University of California-Davis
This PI team asks (i) how to use the affordances of modular robotics for distributing work among individuals in a student groups to promote both better engagement and better learning among those learning algebra and (ii) what can be learned more generally from this effort about orchestrating and supporting learning when learners have available to them technology that supports distributed group work. One PI, a mechanical engineer, brings a novel modular robotics platform to this collaboration, one that has many affordances for supporting algebra learning, is quite engaging and has been found to draw in students who otherwise might not become excited about math learning, and that has affordances for supporting distributed cognition and hence suggests some new ways of promoting and supporting collaborative learning. The second PI, a learning scientist and mathematics education researcher, brings expertise in math learning and a nuanced understanding of the ways distributed cognition can be leveraged to promote collaborative math learning. It is possible that there are aspects of collaborative learning that are uniquely afforded by the robotics materials of the first PI and the kinds of project-solving challenges that can be built up around them. And there may be new kinds of collaborative behaviors that arise from use of such manipulatives that suggests new avenues for promoting learning. This EAGER project supports first steps in creating synergy between these two approaches and in making these intriguing ideas about promoting collaboration and math learning concrete. The technological innovation in this project is in learning how to use manipulatives with affordances for supporting distributed cognition to promote collaboration and how to effectively integrate use of such manipulates with use of software designed for collaborative math problem solving. The research is directed at shedding light on how to take advantage of manipulatives that can support distributed cognition and hence collaborative learning, and discovering some of the new kinds of collaborative behaviors that might arise from activities with such manipulatives and how to take advantage of those (or alleviate them) in promoting learning.
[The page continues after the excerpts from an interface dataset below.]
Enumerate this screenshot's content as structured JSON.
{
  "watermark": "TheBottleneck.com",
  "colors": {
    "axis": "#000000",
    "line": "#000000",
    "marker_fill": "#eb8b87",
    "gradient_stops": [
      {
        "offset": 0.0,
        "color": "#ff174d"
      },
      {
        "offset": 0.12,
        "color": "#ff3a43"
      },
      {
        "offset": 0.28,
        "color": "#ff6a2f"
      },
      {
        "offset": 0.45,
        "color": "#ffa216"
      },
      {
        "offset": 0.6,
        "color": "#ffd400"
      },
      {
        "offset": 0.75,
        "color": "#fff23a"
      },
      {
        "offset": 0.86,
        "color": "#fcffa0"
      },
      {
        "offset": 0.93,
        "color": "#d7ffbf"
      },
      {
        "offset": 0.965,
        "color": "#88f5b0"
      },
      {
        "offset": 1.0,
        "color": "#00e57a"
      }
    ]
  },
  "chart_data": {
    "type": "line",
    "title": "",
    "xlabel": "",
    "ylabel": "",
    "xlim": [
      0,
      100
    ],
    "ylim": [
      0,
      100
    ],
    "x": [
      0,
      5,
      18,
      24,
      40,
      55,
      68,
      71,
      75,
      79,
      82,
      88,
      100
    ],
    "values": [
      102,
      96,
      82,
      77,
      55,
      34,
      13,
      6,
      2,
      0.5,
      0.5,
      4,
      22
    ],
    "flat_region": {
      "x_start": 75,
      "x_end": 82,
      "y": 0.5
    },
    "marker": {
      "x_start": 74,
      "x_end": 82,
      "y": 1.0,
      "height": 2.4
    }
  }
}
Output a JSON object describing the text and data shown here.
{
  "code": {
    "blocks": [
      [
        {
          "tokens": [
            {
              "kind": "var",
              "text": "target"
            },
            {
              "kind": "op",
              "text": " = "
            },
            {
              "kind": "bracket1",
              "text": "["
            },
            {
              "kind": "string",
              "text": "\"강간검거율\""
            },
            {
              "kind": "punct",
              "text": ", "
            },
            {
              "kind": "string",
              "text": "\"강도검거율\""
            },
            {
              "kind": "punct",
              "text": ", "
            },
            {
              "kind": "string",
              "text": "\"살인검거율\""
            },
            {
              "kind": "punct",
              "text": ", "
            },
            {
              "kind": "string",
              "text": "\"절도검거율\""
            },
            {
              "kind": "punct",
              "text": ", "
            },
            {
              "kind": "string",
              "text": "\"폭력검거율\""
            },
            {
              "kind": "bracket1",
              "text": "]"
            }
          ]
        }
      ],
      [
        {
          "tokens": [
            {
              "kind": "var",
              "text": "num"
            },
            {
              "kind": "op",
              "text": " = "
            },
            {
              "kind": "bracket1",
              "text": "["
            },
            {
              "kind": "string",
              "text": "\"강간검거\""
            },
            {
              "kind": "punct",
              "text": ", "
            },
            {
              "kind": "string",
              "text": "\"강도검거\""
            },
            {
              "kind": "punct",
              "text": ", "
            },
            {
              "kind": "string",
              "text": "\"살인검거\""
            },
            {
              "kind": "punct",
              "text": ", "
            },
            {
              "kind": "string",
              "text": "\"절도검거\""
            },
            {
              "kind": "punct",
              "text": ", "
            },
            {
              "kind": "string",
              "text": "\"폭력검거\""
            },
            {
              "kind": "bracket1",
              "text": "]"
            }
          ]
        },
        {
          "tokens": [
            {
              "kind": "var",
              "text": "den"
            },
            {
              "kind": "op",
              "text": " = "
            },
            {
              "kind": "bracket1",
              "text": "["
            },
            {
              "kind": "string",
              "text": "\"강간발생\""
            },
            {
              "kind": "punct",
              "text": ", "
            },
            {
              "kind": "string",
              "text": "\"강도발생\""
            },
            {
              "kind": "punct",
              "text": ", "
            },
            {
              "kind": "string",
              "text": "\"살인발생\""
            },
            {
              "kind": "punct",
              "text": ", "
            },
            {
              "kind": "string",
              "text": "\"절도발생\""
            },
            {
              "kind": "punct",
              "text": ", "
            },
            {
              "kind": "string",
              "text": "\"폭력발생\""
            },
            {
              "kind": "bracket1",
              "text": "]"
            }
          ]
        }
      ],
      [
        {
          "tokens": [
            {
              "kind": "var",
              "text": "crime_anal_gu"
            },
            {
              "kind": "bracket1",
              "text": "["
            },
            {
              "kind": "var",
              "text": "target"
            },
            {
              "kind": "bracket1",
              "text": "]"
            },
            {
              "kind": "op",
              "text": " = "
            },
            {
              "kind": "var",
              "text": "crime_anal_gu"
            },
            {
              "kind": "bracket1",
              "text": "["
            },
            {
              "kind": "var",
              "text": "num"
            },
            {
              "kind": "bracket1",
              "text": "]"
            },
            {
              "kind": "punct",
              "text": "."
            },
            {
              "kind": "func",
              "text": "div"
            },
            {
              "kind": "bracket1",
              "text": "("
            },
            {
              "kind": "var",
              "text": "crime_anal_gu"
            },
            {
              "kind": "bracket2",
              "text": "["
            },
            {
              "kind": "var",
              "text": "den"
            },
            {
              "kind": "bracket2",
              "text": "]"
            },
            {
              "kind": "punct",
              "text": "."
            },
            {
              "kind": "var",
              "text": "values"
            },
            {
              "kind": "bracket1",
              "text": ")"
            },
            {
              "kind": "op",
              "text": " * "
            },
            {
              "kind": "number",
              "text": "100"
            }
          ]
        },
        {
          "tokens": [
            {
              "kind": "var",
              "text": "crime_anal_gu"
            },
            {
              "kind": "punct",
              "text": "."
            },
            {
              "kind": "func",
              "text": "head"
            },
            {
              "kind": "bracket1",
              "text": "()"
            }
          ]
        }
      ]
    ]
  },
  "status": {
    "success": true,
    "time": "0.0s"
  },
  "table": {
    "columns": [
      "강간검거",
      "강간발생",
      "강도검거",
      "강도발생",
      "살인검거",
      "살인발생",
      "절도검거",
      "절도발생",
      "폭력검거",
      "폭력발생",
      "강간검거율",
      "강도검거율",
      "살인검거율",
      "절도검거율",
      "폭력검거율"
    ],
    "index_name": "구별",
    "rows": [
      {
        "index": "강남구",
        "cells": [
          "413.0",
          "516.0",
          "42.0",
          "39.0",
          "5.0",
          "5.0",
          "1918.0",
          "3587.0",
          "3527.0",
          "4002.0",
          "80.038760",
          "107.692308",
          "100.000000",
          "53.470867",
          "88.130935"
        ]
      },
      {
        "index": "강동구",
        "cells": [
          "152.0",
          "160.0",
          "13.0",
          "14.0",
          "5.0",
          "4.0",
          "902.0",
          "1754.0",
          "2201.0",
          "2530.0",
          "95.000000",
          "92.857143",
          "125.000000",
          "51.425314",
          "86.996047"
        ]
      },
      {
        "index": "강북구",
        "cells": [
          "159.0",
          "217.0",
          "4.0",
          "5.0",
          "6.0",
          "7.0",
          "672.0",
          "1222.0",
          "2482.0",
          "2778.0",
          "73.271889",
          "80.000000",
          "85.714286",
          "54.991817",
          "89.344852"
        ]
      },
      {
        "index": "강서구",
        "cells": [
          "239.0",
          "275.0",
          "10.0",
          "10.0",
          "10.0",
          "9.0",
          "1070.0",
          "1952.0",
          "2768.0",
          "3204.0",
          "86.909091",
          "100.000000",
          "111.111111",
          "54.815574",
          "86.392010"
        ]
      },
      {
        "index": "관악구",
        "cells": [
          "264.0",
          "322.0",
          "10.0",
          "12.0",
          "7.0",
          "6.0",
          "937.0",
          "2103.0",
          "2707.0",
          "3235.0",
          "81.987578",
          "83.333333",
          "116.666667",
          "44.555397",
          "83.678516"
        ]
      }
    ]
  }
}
The educational goals being addressed are both broader participation goals and learning goals, the idea being that “play” with engaging robots in the context of learning algebra and other disciplines will draw students in to the subject area at the same time it better promotes their learning. Algebra, in particular, is a gateway to more advanced STEM, and drawing more of the population into STEM careers requires drawing more of them into algebra learning and helping more of the population learn algebra well. The potential broader impacts are particularly strong with respect to gender and diversity. This project represents work in its early states on an untested but potentially transformative idea and is likely to catalyze rapid and innovative advances in the use of modular robotics and other computational manipulatives to broaden participation in STEM disciplines and promote deeper learning in those same disciplines.